Chicago Theatre Review
‘Relativity’ a superlative take on an icon of science and genius
Relativity- Northlight Theatre
Any review of Northlight Theatre’s production of “Relativity” will mention this most important fact, so I might as well begin my own review acknowledging it front and center – whatever the production’s merits (and there are indeed many), the most notable aspect of “Relativity” is that it stars Mike Nussbaum, the legendary Chicago actor who is not only, at 94, the oldest actor nationwide still working on the stage, but undoubtedly one of the finest actors ever to grace the stage. To see Nussbaum is to see a true master at work, and he could make even the most meandering, superfluous material into riveting theater.
But thankfully, Nussbaum and his two co-stars (the similarly distinguished Ann Whitney and superlative Katherine Keberlein) are blessed with Mark St. Germain’s writing, which is witty, emotional, and probing all at the same time. Set in the early 1940s, “Relativity” follows a day in the life of Albert Einstein (Nussbaum), who by then had fully embraced his role as the world’s most famous scientist. Comfortable (to a fault) with his tenured position at Princeton, Einstein spends his days warding off admirers, bickering with his housekeeper (Whitney), flirting with younger women, and attempting to reconcile the stubbornly contradictory fields of relativity and quantum mechanics.
Until, that is, he is paid a visit by Margaret Harding (Keberlein), a young woman presenting herself as an upstart journalist for the Jewish Daily. Asking for an interview, Harding and Einstein begin chatting under the guise of a newspaper profile, but it soon becomes very clear that Harding has much different aims in store, and that the cozy, adorable Einstein the public sees is much different than the driven, ambitious, arguably callous Einstein that Harding is seeking to confront.
Much of “Relativity” is fictional. Margaret Harding, for instance, did not exist, and she did not challenge Einstein to confront the skeletons in his closet. And Germain takes certain liberties with Einstein’s history, namely with his children. Yet, director BJ Jones and his talented cast have created a definitive portrait of Einstein, and it is precisely because of those liberties that “Relativity” succeeds so wildly. We are not simply given a portrait of Einstein, but rather, a dramatic account that challenges our basic assumptions of the man, a work of art that bends reality to intensify it. Einstein may have never spent an afternoon dueling with Margaret Harding about morality and the meaning of life, but in the talented hands of Germain, Nussbaum, and company, that fiction – one complemented by research and facts – provides an all-encompassing, altogether engrossing profile of who the man truly was.
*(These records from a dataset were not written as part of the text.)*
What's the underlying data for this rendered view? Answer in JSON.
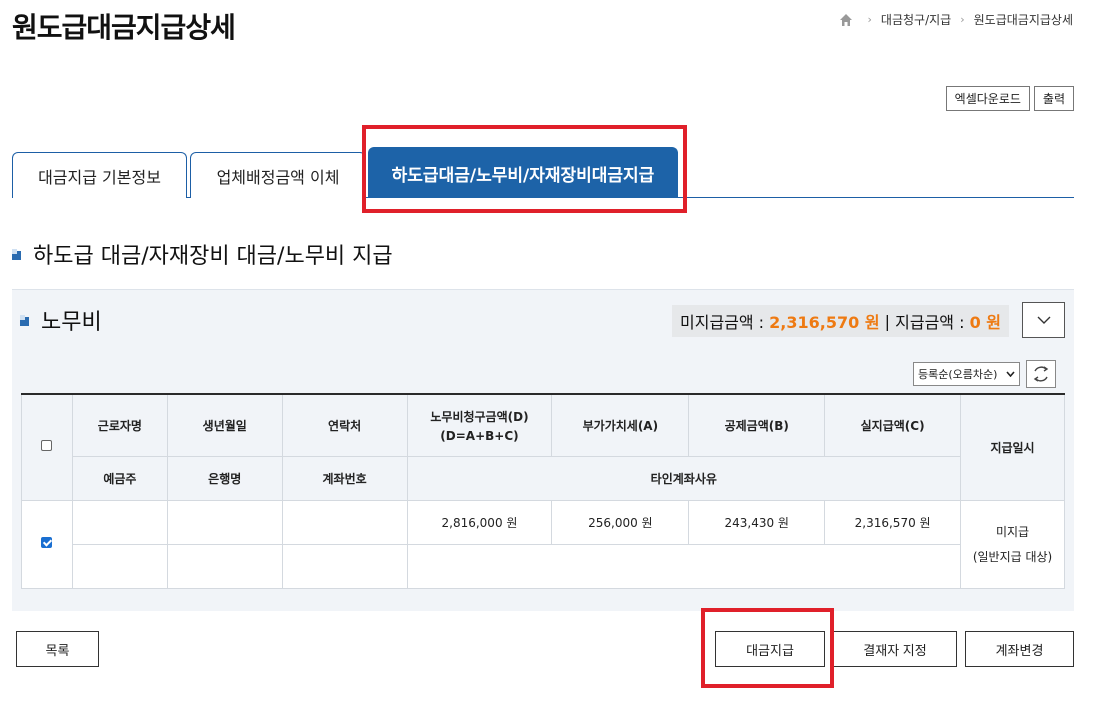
{
  "header": {
    "title": "원도급대금지급상세",
    "breadcrumb": [
      "대금청구/지급",
      "원도급대금지급상세"
    ]
  },
  "toolbar": {
    "excel_label": "엑셀다운로드",
    "print_label": "출력"
  },
  "tabs": [
    {
      "label": "대금지급 기본정보",
      "active": false
    },
    {
      "label": "업체배정금액 이체",
      "active": false
    },
    {
      "label": "하도급대금/노무비/자재장비대금지급",
      "active": true
    }
  ],
  "section": {
    "title": "하도급 대금/자재장비 대금/노무비 지급"
  },
  "panel": {
    "title": "노무비",
    "unpaid_label": "미지급금액 : ",
    "unpaid_value": "2,316,570 원",
    "divider": " | ",
    "paid_label": "지급금액 : ",
    "paid_value": "0 원",
    "sort_value": "등록순(오름차순)"
  },
  "table": {
    "headers_row1": [
      "근로자명",
      "생년월일",
      "연락처",
      "노무비청구금액(D)",
      "부가가치세(A)",
      "공제금액(B)",
      "실지급액(C)",
      "지급일시"
    ],
    "header_formula": "(D=A+B+C)",
    "headers_row2": [
      "예금주",
      "은행명",
      "계좌번호",
      "타인계좌사유"
    ],
    "rows": [
      {
        "checked": true,
        "claim": "2,816,000 원",
        "vat": "256,000 원",
        "deduction": "243,430 원",
        "actual": "2,316,570 원",
        "status_line1": "미지급",
        "status_line2": "(일반지급 대상)"
      }
    ]
  },
  "buttons": {
    "list": "목록",
    "pay": "대금지급",
    "approver": "결재자 지정",
    "account_change": "계좌변경"
  },
  "colors": {
    "primary": "#1d63a8",
    "accent_orange": "#ee7a12",
    "highlight_red": "#e0202a"
  }
}
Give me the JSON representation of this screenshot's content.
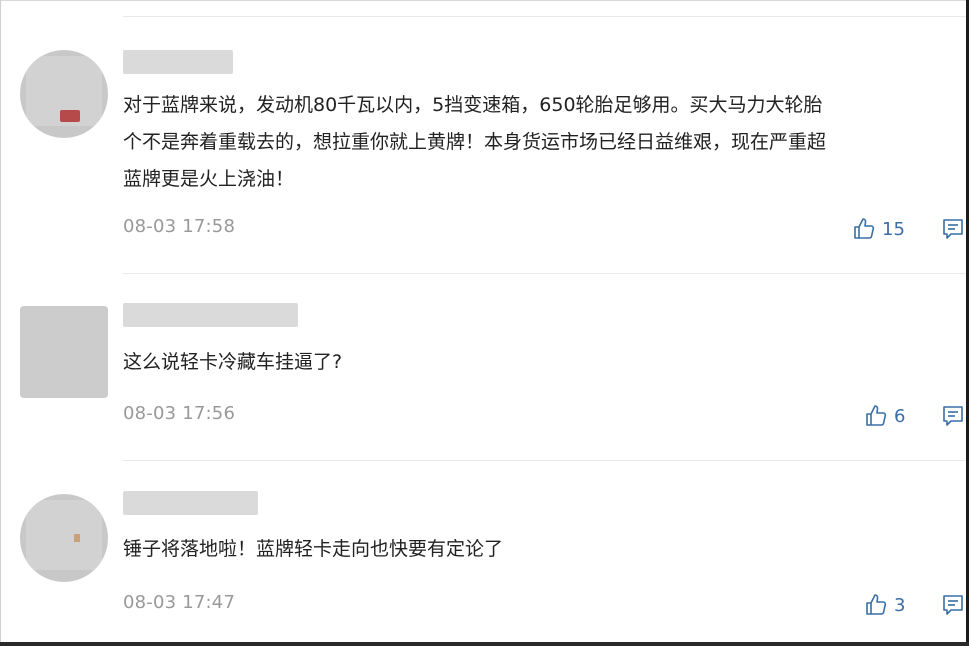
{
  "comments": [
    {
      "content_lines": [
        "对于蓝牌来说，发动机80千瓦以内，5挡变速箱，650轮胎足够用。买大马力大轮胎",
        "个不是奔着重载去的，想拉重你就上黄牌！本身货运市场已经日益维艰，现在严重超",
        "蓝牌更是火上浇油！"
      ],
      "time": "08-03 17:58",
      "likes": "15"
    },
    {
      "content_lines": [
        "这么说轻卡冷藏车挂逼了?"
      ],
      "time": "08-03 17:56",
      "likes": "6"
    },
    {
      "content_lines": [
        "锤子将落地啦！蓝牌轻卡走向也快要有定论了"
      ],
      "time": "08-03 17:47",
      "likes": "3"
    }
  ],
  "colors": {
    "accent": "#3a6ea5",
    "time": "#999999",
    "divider": "#e9e9e9",
    "text": "#222222"
  },
  "icons": {
    "like": "thumbs-up-icon",
    "reply": "comment-icon"
  }
}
In a way, “Relativity” is a most fascinating counterpoint to “Pamplona,” the world-premiere show at The Goodman featuring Stacy Keach as Ernest Hemingway. A one-man-show, “Pamplona” suffers by comparison to “Relativity,” and for one simple reason – it lacks the perspective and skepticism that Germain is able to provide with his additional characters. Because “Pamplona” offers us Hemingway – and only Hemingway – we are forever trapped in his perspective; to put it bluntly, there is nobody around to call him out on his bullshit. And as a result, storytelling and myth overwhelm truth, and we are given a profile that is not as probing or questioning as we would like.
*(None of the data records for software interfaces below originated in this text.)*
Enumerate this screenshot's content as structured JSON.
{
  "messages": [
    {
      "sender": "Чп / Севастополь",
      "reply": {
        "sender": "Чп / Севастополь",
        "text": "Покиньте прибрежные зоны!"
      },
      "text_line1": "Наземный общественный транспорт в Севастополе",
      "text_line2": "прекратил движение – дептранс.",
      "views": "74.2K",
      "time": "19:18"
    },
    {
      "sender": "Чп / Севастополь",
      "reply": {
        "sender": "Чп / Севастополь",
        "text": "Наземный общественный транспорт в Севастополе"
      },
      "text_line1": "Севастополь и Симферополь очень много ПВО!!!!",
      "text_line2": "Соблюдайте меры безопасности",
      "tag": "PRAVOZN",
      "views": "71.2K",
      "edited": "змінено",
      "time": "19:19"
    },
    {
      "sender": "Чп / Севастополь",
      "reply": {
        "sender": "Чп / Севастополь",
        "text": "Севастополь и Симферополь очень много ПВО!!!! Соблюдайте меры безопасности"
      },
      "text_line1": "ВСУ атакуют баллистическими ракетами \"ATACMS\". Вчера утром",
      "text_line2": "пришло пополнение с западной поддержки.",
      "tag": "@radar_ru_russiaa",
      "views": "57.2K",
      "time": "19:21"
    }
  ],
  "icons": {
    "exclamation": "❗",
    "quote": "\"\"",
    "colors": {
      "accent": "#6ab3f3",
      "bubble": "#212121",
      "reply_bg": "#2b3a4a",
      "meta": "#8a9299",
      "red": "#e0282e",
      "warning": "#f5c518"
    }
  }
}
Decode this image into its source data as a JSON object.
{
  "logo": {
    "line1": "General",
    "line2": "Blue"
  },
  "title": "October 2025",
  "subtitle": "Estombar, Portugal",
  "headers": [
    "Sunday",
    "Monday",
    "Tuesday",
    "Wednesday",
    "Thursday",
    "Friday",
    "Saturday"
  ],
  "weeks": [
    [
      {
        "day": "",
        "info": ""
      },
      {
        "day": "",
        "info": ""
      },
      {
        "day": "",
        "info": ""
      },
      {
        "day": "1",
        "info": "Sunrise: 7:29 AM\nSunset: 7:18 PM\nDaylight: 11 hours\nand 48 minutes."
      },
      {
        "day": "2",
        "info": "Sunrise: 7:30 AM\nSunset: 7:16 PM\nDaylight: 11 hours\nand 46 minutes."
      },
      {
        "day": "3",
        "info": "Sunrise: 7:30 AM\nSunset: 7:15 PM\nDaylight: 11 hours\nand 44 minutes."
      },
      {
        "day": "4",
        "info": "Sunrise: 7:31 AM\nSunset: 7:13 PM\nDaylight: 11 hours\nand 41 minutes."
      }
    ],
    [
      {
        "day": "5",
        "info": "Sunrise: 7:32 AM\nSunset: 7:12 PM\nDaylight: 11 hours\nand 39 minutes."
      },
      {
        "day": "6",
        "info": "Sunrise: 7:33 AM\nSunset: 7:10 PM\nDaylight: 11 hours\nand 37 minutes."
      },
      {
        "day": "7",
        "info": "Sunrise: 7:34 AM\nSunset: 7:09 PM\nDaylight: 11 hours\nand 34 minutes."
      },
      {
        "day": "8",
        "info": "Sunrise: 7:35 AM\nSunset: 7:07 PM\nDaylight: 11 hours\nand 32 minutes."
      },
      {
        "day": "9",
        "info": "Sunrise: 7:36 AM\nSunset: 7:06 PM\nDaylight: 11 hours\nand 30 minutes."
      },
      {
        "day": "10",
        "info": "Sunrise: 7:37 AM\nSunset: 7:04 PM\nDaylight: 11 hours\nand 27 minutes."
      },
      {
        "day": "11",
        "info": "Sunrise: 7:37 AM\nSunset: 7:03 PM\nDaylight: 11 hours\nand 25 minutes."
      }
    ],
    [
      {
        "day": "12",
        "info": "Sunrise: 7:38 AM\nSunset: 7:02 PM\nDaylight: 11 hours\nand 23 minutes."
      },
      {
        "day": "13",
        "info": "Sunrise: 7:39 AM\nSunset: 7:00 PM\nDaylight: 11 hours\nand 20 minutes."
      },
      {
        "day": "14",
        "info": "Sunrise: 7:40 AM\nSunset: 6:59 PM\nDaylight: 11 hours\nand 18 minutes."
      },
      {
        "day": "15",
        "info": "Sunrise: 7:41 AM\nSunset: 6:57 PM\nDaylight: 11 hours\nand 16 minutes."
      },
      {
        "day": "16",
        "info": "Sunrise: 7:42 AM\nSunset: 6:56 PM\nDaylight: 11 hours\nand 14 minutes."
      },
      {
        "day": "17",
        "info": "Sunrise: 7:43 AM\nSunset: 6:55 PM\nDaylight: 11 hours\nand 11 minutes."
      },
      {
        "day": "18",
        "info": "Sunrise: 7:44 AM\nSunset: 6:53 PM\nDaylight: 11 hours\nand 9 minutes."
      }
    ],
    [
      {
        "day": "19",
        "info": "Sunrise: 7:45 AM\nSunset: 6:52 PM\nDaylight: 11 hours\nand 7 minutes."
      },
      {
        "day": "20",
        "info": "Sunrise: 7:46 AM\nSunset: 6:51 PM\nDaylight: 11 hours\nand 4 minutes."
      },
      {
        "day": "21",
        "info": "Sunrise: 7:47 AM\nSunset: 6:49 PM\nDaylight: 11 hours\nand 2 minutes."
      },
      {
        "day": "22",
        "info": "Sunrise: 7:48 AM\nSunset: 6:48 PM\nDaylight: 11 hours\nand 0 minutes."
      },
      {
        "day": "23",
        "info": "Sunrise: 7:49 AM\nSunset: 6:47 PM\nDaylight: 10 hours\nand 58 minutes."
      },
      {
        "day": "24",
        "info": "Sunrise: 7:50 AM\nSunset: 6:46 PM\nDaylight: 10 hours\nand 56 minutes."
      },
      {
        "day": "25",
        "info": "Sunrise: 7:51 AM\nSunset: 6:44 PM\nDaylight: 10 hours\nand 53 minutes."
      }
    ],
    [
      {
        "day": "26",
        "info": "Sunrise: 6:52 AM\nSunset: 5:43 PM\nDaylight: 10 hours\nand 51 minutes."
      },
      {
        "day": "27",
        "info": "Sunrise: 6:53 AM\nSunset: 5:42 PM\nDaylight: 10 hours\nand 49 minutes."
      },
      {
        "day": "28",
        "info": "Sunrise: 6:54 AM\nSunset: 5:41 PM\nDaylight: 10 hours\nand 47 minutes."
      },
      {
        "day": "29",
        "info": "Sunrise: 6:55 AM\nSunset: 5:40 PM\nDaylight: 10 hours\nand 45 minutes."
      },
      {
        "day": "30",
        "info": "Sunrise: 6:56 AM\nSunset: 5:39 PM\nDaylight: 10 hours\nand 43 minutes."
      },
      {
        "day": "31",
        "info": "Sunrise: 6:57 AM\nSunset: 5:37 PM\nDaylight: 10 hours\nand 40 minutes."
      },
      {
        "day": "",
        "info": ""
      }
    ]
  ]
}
But none of those problems exist with “Relativity,” and like the actor at the center of it, the show is to be cherished, experienced, and heartily recommended.
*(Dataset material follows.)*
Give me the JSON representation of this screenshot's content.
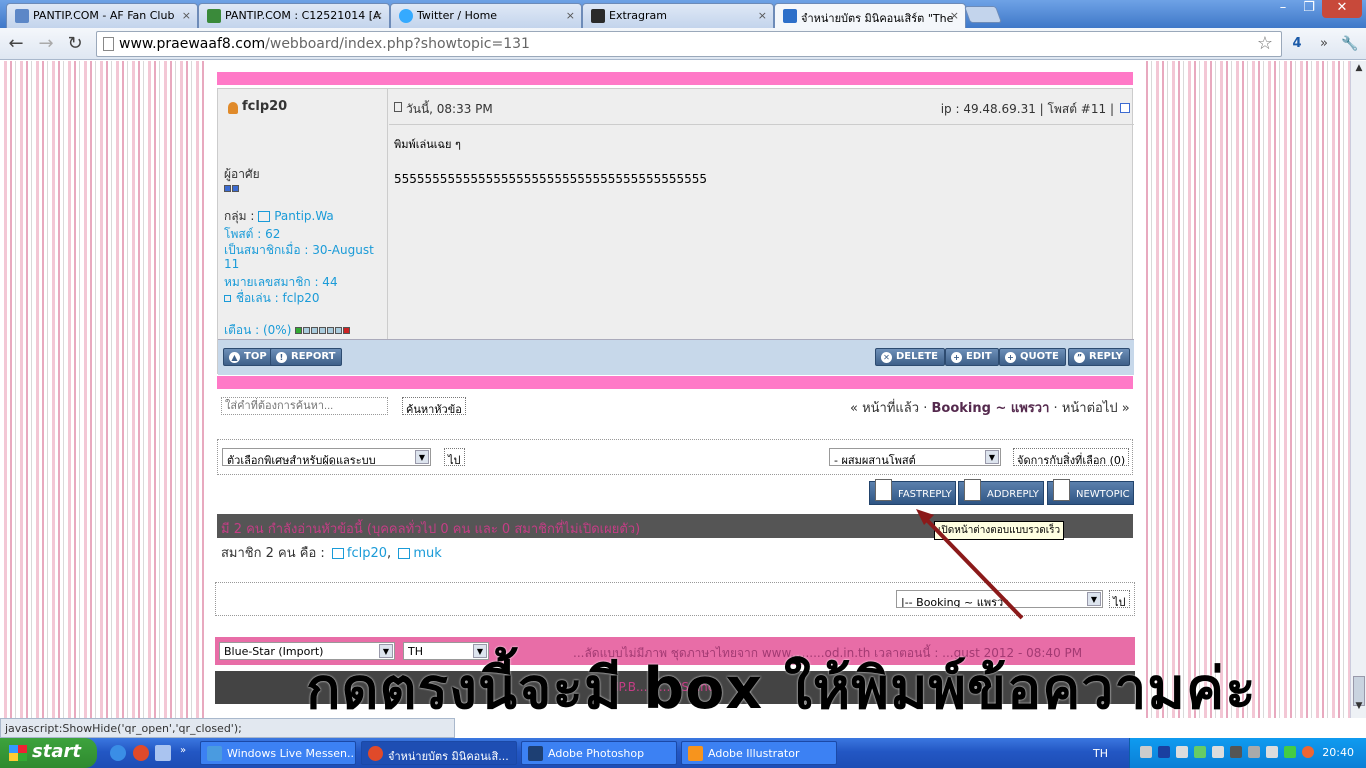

Reviewed by Peter Thomas Ricci
Presented through June 25 at Northlight Theatre, 9501 Skokie Boulevard, Skokie, IL 60077
Tickets are available by calling (847) 673-6300 or by visiting http://www.northlight.org
Additional information about this and other spectacular area productions is available at the one, the only, the indefatigable www.theatreinchicago.com.